- _AIM OF THE EXERCISE_
Print, exactly and completely, the data that appears below.

- _EXTRACTED MATERIAL_
━━━━━━━━━━━━━━━━

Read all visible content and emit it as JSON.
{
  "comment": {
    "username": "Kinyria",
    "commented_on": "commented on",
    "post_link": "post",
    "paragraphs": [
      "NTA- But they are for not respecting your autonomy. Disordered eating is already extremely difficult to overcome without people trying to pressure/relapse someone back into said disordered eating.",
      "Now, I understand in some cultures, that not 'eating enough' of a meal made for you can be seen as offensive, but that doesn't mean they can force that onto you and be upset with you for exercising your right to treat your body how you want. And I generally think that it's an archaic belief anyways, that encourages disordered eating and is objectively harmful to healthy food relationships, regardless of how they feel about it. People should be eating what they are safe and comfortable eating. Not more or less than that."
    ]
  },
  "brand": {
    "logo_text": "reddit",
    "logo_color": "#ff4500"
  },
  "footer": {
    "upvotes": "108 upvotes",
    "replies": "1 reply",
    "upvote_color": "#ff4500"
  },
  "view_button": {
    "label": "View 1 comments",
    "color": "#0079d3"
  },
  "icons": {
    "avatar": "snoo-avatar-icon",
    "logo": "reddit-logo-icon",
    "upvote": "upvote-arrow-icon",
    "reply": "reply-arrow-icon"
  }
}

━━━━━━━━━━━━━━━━

- _COMPLETED TASK_
Read all visible content and emit it as JSON.
{
  "comment": {
    "username": "Kinyria",
    "commented_on": "commented on",
    "post_link": "post",
    "paragraphs": [
      "NTA- But they are for not respecting your autonomy. Disordered eating is already extremely difficult to overcome without people trying to pressure/relapse someone back into said disordered eating.",
      "Now, I understand in some cultures, that not 'eating enough' of a meal made for you can be seen as offensive, but that doesn't mean they can force that onto you and be upset with you for exercising your right to treat your body how you want. And I generally think that it's an archaic belief anyways, that encourages disordered eating and is objectively harmful to healthy food relationships, regardless of how they feel about it. People should be eating what they are safe and comfortable eating. Not more or less than that."
    ]
  },
  "brand": {
    "logo_text": "reddit",
    "logo_color": "#ff4500"
  },
  "footer": {
    "upvotes": "108 upvotes",
    "replies": "1 reply",
    "upvote_color": "#ff4500"
  },
  "view_button": {
    "label": "View 1 comments",
    "color": "#0079d3"
  },
  "icons": {
    "avatar": "snoo-avatar-icon",
    "logo": "reddit-logo-icon",
    "upvote": "upvote-arrow-icon",
    "reply": "reply-arrow-icon"
  }
}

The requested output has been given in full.